WHAT IS NEEDED — Leave the pictures out and write out the rest of the listing word for word.
---- SOURCE RECORDS
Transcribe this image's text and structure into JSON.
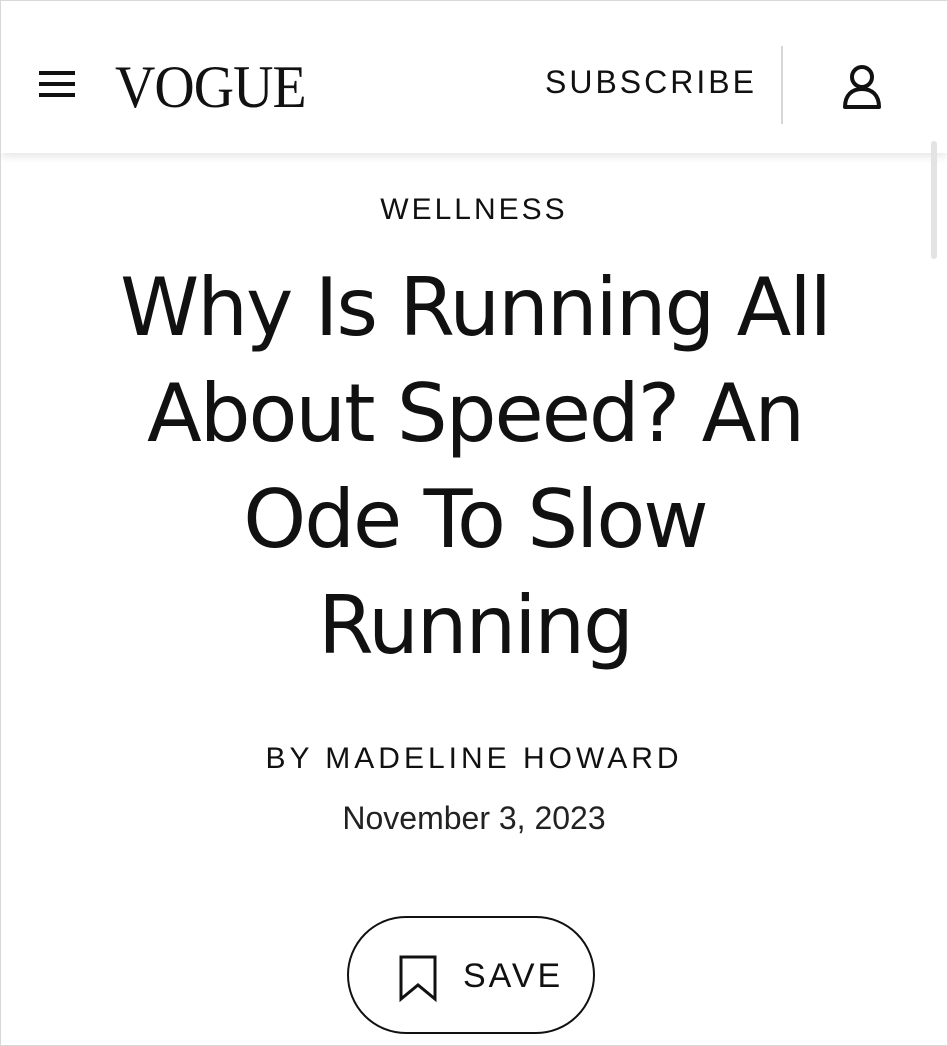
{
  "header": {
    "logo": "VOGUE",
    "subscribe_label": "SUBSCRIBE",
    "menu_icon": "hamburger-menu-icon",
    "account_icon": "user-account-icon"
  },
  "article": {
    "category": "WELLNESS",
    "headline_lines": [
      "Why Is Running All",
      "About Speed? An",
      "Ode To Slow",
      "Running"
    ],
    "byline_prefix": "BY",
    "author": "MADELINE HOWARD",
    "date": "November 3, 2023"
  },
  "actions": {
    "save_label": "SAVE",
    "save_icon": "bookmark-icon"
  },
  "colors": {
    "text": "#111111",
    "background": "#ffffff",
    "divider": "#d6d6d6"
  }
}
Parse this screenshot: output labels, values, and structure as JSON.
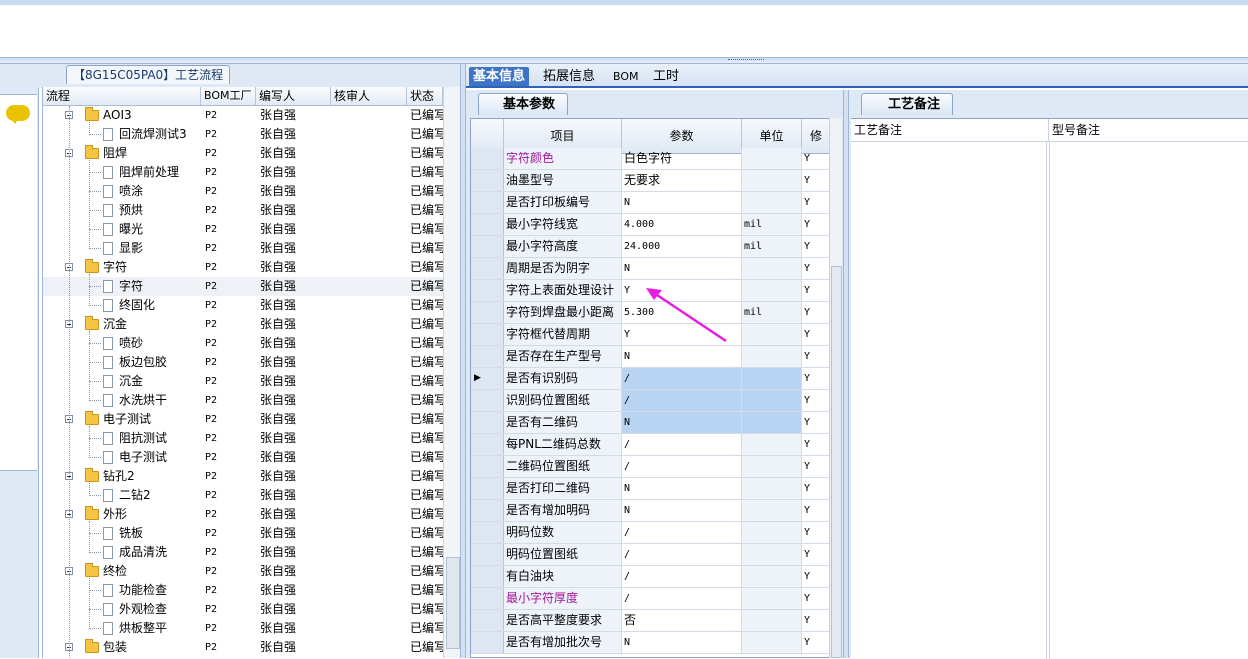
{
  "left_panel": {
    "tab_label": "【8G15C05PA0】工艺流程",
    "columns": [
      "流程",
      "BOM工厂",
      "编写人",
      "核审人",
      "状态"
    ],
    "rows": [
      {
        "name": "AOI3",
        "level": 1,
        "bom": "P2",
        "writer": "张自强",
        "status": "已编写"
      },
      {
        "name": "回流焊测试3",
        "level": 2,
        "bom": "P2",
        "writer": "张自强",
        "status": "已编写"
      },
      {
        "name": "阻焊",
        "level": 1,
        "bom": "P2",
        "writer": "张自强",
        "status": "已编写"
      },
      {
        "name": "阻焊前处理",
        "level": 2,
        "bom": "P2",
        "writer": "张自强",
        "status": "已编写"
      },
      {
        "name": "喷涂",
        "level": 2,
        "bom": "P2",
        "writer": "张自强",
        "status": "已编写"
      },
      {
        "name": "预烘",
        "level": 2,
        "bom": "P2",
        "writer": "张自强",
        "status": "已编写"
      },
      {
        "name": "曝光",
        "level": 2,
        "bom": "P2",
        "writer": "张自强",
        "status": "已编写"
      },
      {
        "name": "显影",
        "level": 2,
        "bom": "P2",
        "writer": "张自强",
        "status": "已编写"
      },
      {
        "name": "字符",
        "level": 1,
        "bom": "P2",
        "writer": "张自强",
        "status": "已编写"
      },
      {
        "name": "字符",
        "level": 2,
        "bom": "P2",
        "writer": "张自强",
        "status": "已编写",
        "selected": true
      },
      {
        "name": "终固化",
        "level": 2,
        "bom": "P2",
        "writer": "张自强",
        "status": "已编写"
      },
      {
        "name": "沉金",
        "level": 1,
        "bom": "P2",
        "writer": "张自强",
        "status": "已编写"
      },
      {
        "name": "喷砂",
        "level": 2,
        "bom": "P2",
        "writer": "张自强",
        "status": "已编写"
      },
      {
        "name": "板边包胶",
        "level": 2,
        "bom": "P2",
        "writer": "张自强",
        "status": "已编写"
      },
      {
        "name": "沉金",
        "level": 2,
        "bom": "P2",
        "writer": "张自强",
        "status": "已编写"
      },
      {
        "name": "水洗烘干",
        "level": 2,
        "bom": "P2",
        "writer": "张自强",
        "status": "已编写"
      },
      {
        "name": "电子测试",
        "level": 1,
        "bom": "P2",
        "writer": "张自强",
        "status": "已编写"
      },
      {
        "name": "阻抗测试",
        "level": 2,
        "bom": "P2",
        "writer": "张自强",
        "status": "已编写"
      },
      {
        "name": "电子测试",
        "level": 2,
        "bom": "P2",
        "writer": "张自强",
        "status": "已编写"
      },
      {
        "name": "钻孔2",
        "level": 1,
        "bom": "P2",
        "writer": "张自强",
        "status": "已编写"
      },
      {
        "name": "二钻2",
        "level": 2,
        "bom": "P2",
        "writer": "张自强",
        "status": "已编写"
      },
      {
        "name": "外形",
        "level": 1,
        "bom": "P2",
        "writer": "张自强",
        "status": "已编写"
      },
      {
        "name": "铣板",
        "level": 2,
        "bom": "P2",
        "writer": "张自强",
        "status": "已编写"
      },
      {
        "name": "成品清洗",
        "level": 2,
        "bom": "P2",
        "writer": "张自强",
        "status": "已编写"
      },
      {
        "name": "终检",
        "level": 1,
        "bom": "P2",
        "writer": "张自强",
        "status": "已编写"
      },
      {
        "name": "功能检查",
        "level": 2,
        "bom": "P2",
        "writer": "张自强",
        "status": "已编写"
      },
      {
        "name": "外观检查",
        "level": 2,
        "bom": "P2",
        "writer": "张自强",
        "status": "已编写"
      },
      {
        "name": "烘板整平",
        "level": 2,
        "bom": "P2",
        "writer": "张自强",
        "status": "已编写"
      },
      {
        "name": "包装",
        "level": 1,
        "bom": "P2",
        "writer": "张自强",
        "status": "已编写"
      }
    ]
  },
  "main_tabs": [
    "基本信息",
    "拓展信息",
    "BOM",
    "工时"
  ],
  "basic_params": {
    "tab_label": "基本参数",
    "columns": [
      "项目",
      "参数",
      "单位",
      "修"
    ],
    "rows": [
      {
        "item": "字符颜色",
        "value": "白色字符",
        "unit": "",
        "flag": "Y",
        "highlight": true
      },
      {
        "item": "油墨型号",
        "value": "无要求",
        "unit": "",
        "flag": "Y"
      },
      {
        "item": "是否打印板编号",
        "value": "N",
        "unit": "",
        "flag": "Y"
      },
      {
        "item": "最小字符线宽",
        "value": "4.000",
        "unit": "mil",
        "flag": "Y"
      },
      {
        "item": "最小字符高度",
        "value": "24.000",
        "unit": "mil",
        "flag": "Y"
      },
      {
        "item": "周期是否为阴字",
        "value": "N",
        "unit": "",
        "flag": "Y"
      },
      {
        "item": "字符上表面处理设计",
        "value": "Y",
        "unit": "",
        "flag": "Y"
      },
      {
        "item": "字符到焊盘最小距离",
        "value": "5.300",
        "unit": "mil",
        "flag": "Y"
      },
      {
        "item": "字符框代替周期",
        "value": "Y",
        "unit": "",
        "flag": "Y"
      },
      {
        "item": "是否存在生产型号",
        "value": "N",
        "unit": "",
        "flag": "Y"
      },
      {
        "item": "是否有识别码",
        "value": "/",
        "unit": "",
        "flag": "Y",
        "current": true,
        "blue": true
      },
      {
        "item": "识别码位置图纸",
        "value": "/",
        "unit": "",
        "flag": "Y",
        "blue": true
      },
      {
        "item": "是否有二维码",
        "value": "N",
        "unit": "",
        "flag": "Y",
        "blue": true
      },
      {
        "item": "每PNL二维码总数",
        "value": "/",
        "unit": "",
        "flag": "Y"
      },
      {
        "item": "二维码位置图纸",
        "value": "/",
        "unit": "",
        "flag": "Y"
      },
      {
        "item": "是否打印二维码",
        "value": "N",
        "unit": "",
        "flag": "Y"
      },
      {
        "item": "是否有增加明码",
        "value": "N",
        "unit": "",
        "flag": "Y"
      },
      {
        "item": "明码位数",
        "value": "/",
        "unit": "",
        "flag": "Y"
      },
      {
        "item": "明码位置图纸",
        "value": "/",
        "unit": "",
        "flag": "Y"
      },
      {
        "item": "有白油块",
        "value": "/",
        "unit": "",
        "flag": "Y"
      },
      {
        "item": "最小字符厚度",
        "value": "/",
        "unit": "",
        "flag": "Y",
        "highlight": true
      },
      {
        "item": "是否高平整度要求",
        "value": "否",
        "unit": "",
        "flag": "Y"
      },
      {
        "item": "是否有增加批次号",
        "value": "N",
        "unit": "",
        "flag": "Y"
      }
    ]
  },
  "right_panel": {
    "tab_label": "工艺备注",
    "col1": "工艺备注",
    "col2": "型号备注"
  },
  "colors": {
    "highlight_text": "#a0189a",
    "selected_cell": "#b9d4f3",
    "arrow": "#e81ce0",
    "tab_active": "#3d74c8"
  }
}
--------
RESULT BELOW —
Transcribe this image's text and structure into JSON.
{
  "header": {
    "logo": "VOGUE",
    "subscribe_label": "SUBSCRIBE",
    "menu_icon": "hamburger-menu-icon",
    "account_icon": "user-account-icon"
  },
  "article": {
    "category": "WELLNESS",
    "headline_lines": [
      "Why Is Running All",
      "About Speed? An",
      "Ode To Slow",
      "Running"
    ],
    "byline_prefix": "BY",
    "author": "MADELINE HOWARD",
    "date": "November 3, 2023"
  },
  "actions": {
    "save_label": "SAVE",
    "save_icon": "bookmark-icon"
  },
  "colors": {
    "text": "#111111",
    "background": "#ffffff",
    "divider": "#d6d6d6"
  }
}
Parse this screenshot: output labels, values, and structure as JSON.
{
  "left_panel": {
    "tab_label": "【8G15C05PA0】工艺流程",
    "columns": [
      "流程",
      "BOM工厂",
      "编写人",
      "核审人",
      "状态"
    ],
    "rows": [
      {
        "name": "AOI3",
        "level": 1,
        "bom": "P2",
        "writer": "张自强",
        "status": "已编写"
      },
      {
        "name": "回流焊测试3",
        "level": 2,
        "bom": "P2",
        "writer": "张自强",
        "status": "已编写"
      },
      {
        "name": "阻焊",
        "level": 1,
        "bom": "P2",
        "writer": "张自强",
        "status": "已编写"
      },
      {
        "name": "阻焊前处理",
        "level": 2,
        "bom": "P2",
        "writer": "张自强",
        "status": "已编写"
      },
      {
        "name": "喷涂",
        "level": 2,
        "bom": "P2",
        "writer": "张自强",
        "status": "已编写"
      },
      {
        "name": "预烘",
        "level": 2,
        "bom": "P2",
        "writer": "张自强",
        "status": "已编写"
      },
      {
        "name": "曝光",
        "level": 2,
        "bom": "P2",
        "writer": "张自强",
        "status": "已编写"
      },
      {
        "name": "显影",
        "level": 2,
        "bom": "P2",
        "writer": "张自强",
        "status": "已编写"
      },
      {
        "name": "字符",
        "level": 1,
        "bom": "P2",
        "writer": "张自强",
        "status": "已编写"
      },
      {
        "name": "字符",
        "level": 2,
        "bom": "P2",
        "writer": "张自强",
        "status": "已编写",
        "selected": true
      },
      {
        "name": "终固化",
        "level": 2,
        "bom": "P2",
        "writer": "张自强",
        "status": "已编写"
      },
      {
        "name": "沉金",
        "level": 1,
        "bom": "P2",
        "writer": "张自强",
        "status": "已编写"
      },
      {
        "name": "喷砂",
        "level": 2,
        "bom": "P2",
        "writer": "张自强",
        "status": "已编写"
      },
      {
        "name": "板边包胶",
        "level": 2,
        "bom": "P2",
        "writer": "张自强",
        "status": "已编写"
      },
      {
        "name": "沉金",
        "level": 2,
        "bom": "P2",
        "writer": "张自强",
        "status": "已编写"
      },
      {
        "name": "水洗烘干",
        "level": 2,
        "bom": "P2",
        "writer": "张自强",
        "status": "已编写"
      },
      {
        "name": "电子测试",
        "level": 1,
        "bom": "P2",
        "writer": "张自强",
        "status": "已编写"
      },
      {
        "name": "阻抗测试",
        "level": 2,
        "bom": "P2",
        "writer": "张自强",
        "status": "已编写"
      },
      {
        "name": "电子测试",
        "level": 2,
        "bom": "P2",
        "writer": "张自强",
        "status": "已编写"
      },
      {
        "name": "钻孔2",
        "level": 1,
        "bom": "P2",
        "writer": "张自强",
        "status": "已编写"
      },
      {
        "name": "二钻2",
        "level": 2,
        "bom": "P2",
        "writer": "张自强",
        "status": "已编写"
      },
      {
        "name": "外形",
        "level": 1,
        "bom": "P2",
        "writer": "张自强",
        "status": "已编写"
      },
      {
        "name": "铣板",
        "level": 2,
        "bom": "P2",
        "writer": "张自强",
        "status": "已编写"
      },
      {
        "name": "成品清洗",
        "level": 2,
        "bom": "P2",
        "writer": "张自强",
        "status": "已编写"
      },
      {
        "name": "终检",
        "level": 1,
        "bom": "P2",
        "writer": "张自强",
        "status": "已编写"
      },
      {
        "name": "功能检查",
        "level": 2,
        "bom": "P2",
        "writer": "张自强",
        "status": "已编写"
      },
      {
        "name": "外观检查",
        "level": 2,
        "bom": "P2",
        "writer": "张自强",
        "status": "已编写"
      },
      {
        "name": "烘板整平",
        "level": 2,
        "bom": "P2",
        "writer": "张自强",
        "status": "已编写"
      },
      {
        "name": "包装",
        "level": 1,
        "bom": "P2",
        "writer": "张自强",
        "status": "已编写"
      }
    ]
  },
  "main_tabs": [
    "基本信息",
    "拓展信息",
    "BOM",
    "工时"
  ],
  "basic_params": {
    "tab_label": "基本参数",
    "columns": [
      "项目",
      "参数",
      "单位",
      "修"
    ],
    "rows": [
      {
        "item": "字符颜色",
        "value": "白色字符",
        "unit": "",
        "flag": "Y",
        "highlight": true
      },
      {
        "item": "油墨型号",
        "value": "无要求",
        "unit": "",
        "flag": "Y"
      },
      {
        "item": "是否打印板编号",
        "value": "N",
        "unit": "",
        "flag": "Y"
      },
      {
        "item": "最小字符线宽",
        "value": "4.000",
        "unit": "mil",
        "flag": "Y"
      },
      {
        "item": "最小字符高度",
        "value": "24.000",
        "unit": "mil",
        "flag": "Y"
      },
      {
        "item": "周期是否为阴字",
        "value": "N",
        "unit": "",
        "flag": "Y"
      },
      {
        "item": "字符上表面处理设计",
        "value": "Y",
        "unit": "",
        "flag": "Y"
      },
      {
        "item": "字符到焊盘最小距离",
        "value": "5.300",
        "unit": "mil",
        "flag": "Y"
      },
      {
        "item": "字符框代替周期",
        "value": "Y",
        "unit": "",
        "flag": "Y"
      },
      {
        "item": "是否存在生产型号",
        "value": "N",
        "unit": "",
        "flag": "Y"
      },
      {
        "item": "是否有识别码",
        "value": "/",
        "unit": "",
        "flag": "Y",
        "current": true,
        "blue": true
      },
      {
        "item": "识别码位置图纸",
        "value": "/",
        "unit": "",
        "flag": "Y",
        "blue": true
      },
      {
        "item": "是否有二维码",
        "value": "N",
        "unit": "",
        "flag": "Y",
        "blue": true
      },
      {
        "item": "每PNL二维码总数",
        "value": "/",
        "unit": "",
        "flag": "Y"
      },
      {
        "item": "二维码位置图纸",
        "value": "/",
        "unit": "",
        "flag": "Y"
      },
      {
        "item": "是否打印二维码",
        "value": "N",
        "unit": "",
        "flag": "Y"
      },
      {
        "item": "是否有增加明码",
        "value": "N",
        "unit": "",
        "flag": "Y"
      },
      {
        "item": "明码位数",
        "value": "/",
        "unit": "",
        "flag": "Y"
      },
      {
        "item": "明码位置图纸",
        "value": "/",
        "unit": "",
        "flag": "Y"
      },
      {
        "item": "有白油块",
        "value": "/",
        "unit": "",
        "flag": "Y"
      },
      {
        "item": "最小字符厚度",
        "value": "/",
        "unit": "",
        "flag": "Y",
        "highlight": true
      },
      {
        "item": "是否高平整度要求",
        "value": "否",
        "unit": "",
        "flag": "Y"
      },
      {
        "item": "是否有增加批次号",
        "value": "N",
        "unit": "",
        "flag": "Y"
      }
    ]
  },
  "right_panel": {
    "tab_label": "工艺备注",
    "col1": "工艺备注",
    "col2": "型号备注"
  },
  "colors": {
    "highlight_text": "#a0189a",
    "selected_cell": "#b9d4f3",
    "arrow": "#e81ce0",
    "tab_active": "#3d74c8"
  }
}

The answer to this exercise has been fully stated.